This essay was originally read, July 14, 1792 by Dr. Rush at a meeting of the Pennsylvania Society for Promoting the Abolition of Slavery and the Relief of Free Negroes Unlawfully Held in Bondage. In it, Rush attributes the skin color of Africans to the effects of leprosy. He argues that a cure should be sought for the Africans who suffered from this disease. Curing the disease, Rush states, would eliminate any argument in favor of enslaving Africans based upon their skin color. Further, Rush argues it would make them happier and strengthen the claim that all people are descended from one original couple.
Type of Resource
Text
Languages
English
Identifiers
RLIN/OCLC: 558795436
NYPL catalog ID (B-number): b20856894
Universal Unique Identifier (UUID): 4bedf700-ed26-0133-b49e-00505686a51c
Rights Statement
The New York Public Library believes that this item is in the public domain under the laws of the United States, but did not make a determination as to its copyright status under the copyright laws of other countries. This item may not be in the public domain under the laws of other countries. Though not required, if you want to credit us as the source, please use the following statement, "From The New York Public Library," and provide a link back to the item on our Digital Collections site. Doing so helps us track how our collection is used and helps justify freely releasing even more content in the future.

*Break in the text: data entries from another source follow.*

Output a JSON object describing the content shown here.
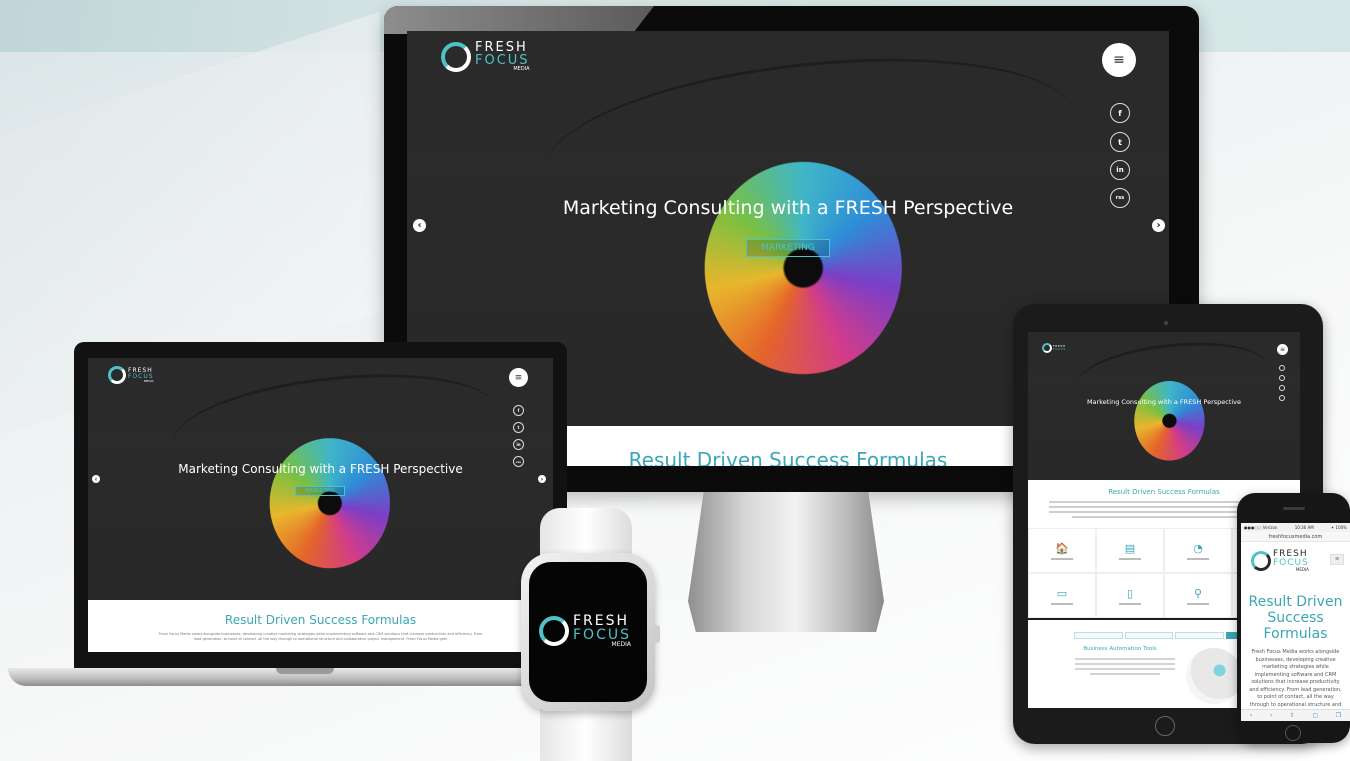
{
  "brand": {
    "fresh": "FRESH",
    "focus": "FOCUS",
    "media": "MEDIA"
  },
  "colors": {
    "accent": "#4fc2c7",
    "heading": "#3aa6b6",
    "screen_dark": "#0b0b0b"
  },
  "imac": {
    "hero_title": "Marketing Consulting with a FRESH Perspective",
    "hero_button": "MARKETING",
    "menu_icon": "hamburger-menu-icon",
    "social": [
      "facebook-icon",
      "twitter-icon",
      "linkedin-icon",
      "rss-icon"
    ],
    "social_glyphs": [
      "f",
      "t",
      "in",
      "rss"
    ],
    "section_title": "Result Driven Success Formulas",
    "arrow_left": "‹",
    "arrow_right": "›"
  },
  "laptop": {
    "hero_title": "Marketing Consulting with a FRESH Perspective",
    "hero_button": "MARKETING",
    "section_title": "Result Driven Success Formulas",
    "section_text": "Fresh Focus Media works alongside businesses, developing creative marketing strategies while implementing software and CRM solutions that increase productivity and efficiency. From lead generation, to point of contact, all the way through to operational structure and collaborative project management, Fresh Focus Media gets"
  },
  "tablet": {
    "hero_title": "Marketing Consulting with a FRESH Perspective",
    "section_title": "Result Driven Success Formulas",
    "icon_glyphs": [
      "🏠",
      "▤",
      "◔",
      "▥",
      "▭",
      "▯",
      "⚲",
      ""
    ],
    "lower_title": "Business Automation Tools"
  },
  "phone": {
    "url": "freshfocusmedia.com",
    "status_left": "●●●○○ Verizon",
    "status_center": "10:36 AM",
    "status_right": "✦ 100%",
    "title": "Result Driven Success Formulas",
    "text": "Fresh Focus Media works alongside businesses, developing creative marketing strategies while implementing software and CRM solutions that increase productivity and efficiency. From lead generation, to point of contact, all the way through to operational structure and collaborative",
    "toolbar": [
      "‹",
      "›",
      "⇧",
      "▢",
      "❐"
    ]
  }
}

Item timeline of events

  • 1745: Creator Born
  • 1760: Created (Approximate)
  • 1813: Creator Died
  • 2016: Digitized
  • 2019: Found by you!
  • 2020

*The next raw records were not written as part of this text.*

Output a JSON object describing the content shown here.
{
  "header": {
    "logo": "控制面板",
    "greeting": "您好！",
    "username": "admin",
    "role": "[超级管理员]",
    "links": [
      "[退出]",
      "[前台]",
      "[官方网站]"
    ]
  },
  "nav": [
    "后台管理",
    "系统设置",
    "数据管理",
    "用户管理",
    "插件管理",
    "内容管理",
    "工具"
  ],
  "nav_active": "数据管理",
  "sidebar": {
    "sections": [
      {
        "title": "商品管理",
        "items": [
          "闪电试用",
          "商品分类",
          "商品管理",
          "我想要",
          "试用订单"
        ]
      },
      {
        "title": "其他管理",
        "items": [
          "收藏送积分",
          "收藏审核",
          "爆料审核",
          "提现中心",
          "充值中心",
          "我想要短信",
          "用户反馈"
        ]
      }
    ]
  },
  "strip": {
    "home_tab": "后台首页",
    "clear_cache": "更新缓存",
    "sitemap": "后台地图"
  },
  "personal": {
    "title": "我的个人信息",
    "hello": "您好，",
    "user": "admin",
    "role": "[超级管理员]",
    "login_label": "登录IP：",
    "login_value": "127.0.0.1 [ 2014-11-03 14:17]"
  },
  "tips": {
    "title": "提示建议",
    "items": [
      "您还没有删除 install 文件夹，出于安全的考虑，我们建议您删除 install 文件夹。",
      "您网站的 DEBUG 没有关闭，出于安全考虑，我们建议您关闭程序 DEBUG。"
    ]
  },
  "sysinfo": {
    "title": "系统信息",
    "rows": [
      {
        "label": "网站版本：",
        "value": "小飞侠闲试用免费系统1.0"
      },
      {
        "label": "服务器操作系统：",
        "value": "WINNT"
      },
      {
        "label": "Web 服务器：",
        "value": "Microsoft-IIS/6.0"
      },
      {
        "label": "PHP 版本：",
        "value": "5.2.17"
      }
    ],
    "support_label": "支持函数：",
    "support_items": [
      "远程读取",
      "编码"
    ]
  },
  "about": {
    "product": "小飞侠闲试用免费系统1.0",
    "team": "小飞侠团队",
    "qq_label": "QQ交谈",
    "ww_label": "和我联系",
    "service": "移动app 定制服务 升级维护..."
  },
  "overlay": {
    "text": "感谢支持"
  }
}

MLA Format

Schomburg Center for Research in Black Culture, Manuscripts, Archives and Rare Books Division, The New York Public Library. "Observations intended to favour a supposition that the black color (as it is called) of the Negroes is derived from the leprosy" The New York Public Library Digital Collections. 1760 - 1813. http://digitalcollections.nypl.org/items/ac54c7c0-1628-0134-e13b-00505686a51c

Chicago/Turabian Format

Schomburg Center for Research in Black Culture, Manuscripts, Archives and Rare Books Division, The New York Public Library. "Observations intended to favour a supposition that the black color (as it is called) of the Negroes is derived from the leprosy" New York Public Library Digital Collections. Accessed June 24, 2019. http://digitalcollections.nypl.org/items/ac54c7c0-1628-0134-e13b-00505686a51c

APA Format

Schomburg Center for Research in Black Culture, Manuscripts, Archives and Rare Books Division, The New York Public Library. (1760 - 1813). Observations intended to favour a supposition that the black color (as it is called) of the Negroes is derived from the leprosy Retrieved from http://digitalcollections.nypl.org/items/ac54c7c0-1628-0134-e13b-00505686a51c

Wikipedia Citation

<ref name=NYPL>{{cite web | url=http://digitalcollections.nypl.org/items/ac54c7c0-1628-0134-e13b-00505686a51c | title= (text) Observations intended to favour a supposition that the black color (as it is called) of the Negroes is derived from the leprosy, (1760 - 1813) }} |author=Digital Collections, The New York Public Library |accessdate=June 24, 2019 |publisher=The New York Public Library, Astor, Lennox, and Tilden Foundation}}</ref>

Observations intended to favour a supposition that the black color (as it is called) of the Negroes is derived from the leprosy